Executives of Monsanto told skittish investors on Wednesday that earnings per share would grow 13 to 17 percent in the next fiscal year and that the company was on its way to fixing problems in its seed business that have undermined the confidence of Wall Street.
The remarks, in line with some previous assurances by company executives, were made as Monsanto reported that net income for the year that ended Aug. 31 had dropped by nearly half from a year earlier.
“I believe we’ve taken steps to allow our company to return to growth,” Hugh Grant, the chief executive, told analysts and investors Wednesday on a conference call.
He said the seed business was going to offer “more products at more price points” to help regain the trust of farmers who have been put off by high seed prices and lower-than-expected yields for some products, particularly Monsanto’s new SmartStax corn.
Company shares, which have lost about 40 percent of their value this year, rose 5 percent in early trading Wednesday but then settled back down. At midday, shares were 2.6 percent higher.
Monsanto, the world’s biggest seed company and the leading developer of genetically engineered crops, said that net income for the year plunged to $1.1 billion from $2.1 billion a year earlier. In the fourth quarter, Monsanto lost $143 million, or 26 cents a share, compared with a loss of $233 million, or 43 cents, in the period a year ago.
This decline was largely because sales and profit from its Roundup weed killer business were eviscerated by low-priced generics from China.
Sales for the year fell 10 percent, to $10.5 billion from $11.7 billion. For the quarter, sales were $1.95 billion, up from $1.88 billion a year ago.
Earnings were $2.01 a share for the year compared with $3.80 a year ago.
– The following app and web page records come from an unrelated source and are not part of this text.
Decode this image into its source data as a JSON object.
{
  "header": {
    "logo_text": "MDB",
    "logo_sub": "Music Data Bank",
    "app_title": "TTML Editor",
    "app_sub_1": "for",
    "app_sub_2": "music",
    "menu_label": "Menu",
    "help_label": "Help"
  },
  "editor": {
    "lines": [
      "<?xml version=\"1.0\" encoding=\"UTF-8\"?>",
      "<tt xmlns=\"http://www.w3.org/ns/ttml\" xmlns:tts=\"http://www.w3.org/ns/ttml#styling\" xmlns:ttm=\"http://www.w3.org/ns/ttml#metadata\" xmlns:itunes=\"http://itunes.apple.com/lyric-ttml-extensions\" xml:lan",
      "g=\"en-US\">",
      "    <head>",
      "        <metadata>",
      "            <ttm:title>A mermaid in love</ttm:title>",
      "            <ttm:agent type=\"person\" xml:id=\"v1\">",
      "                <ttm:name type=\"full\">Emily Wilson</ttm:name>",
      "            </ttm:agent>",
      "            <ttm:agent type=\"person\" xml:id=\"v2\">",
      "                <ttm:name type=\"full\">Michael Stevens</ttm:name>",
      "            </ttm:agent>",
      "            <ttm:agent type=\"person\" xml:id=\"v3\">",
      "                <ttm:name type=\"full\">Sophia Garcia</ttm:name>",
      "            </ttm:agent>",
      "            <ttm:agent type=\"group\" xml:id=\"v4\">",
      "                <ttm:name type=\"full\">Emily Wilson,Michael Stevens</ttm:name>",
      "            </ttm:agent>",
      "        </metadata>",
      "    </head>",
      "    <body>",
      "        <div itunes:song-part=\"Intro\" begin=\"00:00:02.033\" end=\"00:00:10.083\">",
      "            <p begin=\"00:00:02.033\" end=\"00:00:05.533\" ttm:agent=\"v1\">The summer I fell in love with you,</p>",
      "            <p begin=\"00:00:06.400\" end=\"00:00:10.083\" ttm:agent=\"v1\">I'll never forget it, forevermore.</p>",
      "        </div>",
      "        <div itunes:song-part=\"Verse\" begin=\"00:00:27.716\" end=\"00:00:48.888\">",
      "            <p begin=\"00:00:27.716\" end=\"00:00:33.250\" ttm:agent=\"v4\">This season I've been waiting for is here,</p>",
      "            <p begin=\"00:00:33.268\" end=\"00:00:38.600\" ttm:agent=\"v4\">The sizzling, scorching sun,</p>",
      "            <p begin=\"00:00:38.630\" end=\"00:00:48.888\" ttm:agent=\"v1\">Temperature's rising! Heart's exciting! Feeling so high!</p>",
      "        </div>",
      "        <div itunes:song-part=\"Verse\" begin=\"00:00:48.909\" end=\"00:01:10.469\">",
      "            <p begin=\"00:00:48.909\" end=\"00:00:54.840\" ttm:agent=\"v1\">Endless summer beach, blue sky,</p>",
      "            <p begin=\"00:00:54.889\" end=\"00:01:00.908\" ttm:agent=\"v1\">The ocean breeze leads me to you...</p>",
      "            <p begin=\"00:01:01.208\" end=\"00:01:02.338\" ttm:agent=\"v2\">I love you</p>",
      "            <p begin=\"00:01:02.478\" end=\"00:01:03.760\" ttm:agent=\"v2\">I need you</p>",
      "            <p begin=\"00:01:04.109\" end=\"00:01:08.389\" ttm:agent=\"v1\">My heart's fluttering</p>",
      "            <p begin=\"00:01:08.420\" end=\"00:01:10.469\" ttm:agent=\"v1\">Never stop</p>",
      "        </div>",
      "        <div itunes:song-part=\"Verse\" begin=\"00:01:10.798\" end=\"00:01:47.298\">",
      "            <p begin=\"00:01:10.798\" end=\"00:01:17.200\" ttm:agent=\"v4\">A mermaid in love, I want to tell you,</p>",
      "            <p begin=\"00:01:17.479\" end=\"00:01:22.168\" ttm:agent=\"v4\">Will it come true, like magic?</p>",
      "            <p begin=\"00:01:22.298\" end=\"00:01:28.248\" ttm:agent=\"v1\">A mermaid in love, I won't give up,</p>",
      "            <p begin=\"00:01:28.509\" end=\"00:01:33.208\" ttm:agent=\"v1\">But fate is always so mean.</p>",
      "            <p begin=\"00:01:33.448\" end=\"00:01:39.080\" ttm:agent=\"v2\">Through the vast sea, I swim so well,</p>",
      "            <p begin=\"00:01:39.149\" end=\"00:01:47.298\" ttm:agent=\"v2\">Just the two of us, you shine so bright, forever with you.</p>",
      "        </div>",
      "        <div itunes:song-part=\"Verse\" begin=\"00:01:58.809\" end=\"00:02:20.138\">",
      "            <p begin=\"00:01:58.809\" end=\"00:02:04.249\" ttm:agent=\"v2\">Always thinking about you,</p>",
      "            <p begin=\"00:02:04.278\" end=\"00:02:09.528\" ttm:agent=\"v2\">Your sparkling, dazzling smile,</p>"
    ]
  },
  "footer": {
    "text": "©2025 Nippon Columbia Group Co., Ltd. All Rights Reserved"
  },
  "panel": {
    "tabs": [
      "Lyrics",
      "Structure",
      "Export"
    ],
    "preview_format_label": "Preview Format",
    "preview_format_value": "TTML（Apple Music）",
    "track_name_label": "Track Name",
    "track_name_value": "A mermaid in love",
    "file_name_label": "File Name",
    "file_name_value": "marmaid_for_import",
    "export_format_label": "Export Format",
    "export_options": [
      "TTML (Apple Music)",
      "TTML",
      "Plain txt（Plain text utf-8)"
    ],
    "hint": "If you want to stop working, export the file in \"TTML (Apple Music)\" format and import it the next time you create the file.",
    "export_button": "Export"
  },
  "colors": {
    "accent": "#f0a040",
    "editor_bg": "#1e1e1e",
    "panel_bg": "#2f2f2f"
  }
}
Excluding restructuring charges and discontinued operations, earnings were $2.41 a share, at the low end of the range the company had expected, though the forecast had been lowered earlier in the year. The company said it expected earnings to rise to $2.72 to $2.82 a share in fiscal year 2011.
For its fourth quarter, the company reported a loss, after adjustments, of 9 cents a share, 3 cents worse than the consensus analyst estimate. Monsanto typically loses money in the fourth quarter because farmers do not buy many seeds in the summer.
While the decrease in earnings came largely from the Roundup chemical business, the focus of both analysts and company executives was on seeds and genetically engineered traits, which constitute most of the company’s business now and are expected to be the source of growth.
The biggest concern is that early data from this year’s harvest have shown the company’s newest product, SmartStax corn, with eight inserted genes, was not providing higher yields than older varieties with three genes.
Monsanto executives said that since most corn had not been harvested yet, it was too early to judge. Some yield problems, it said, were the result of one particular corn variety that did not perform well in the high nighttime temperatures in parts of the Corn Belt this year.
Nevertheless, the company has already cut prices sharply for SmartStax for next year. “Going into 2011 we’ve taken a decidedly practical approach,” Mr. Grant said.
American farmers planted three million acres of SmartStax corn in 2010, below Monsanto’s goal of four million. Executives declined to provide a goal for 2011 for SmartStax alone. The goal is the midteen million acres for SmartStax and two other product families combined.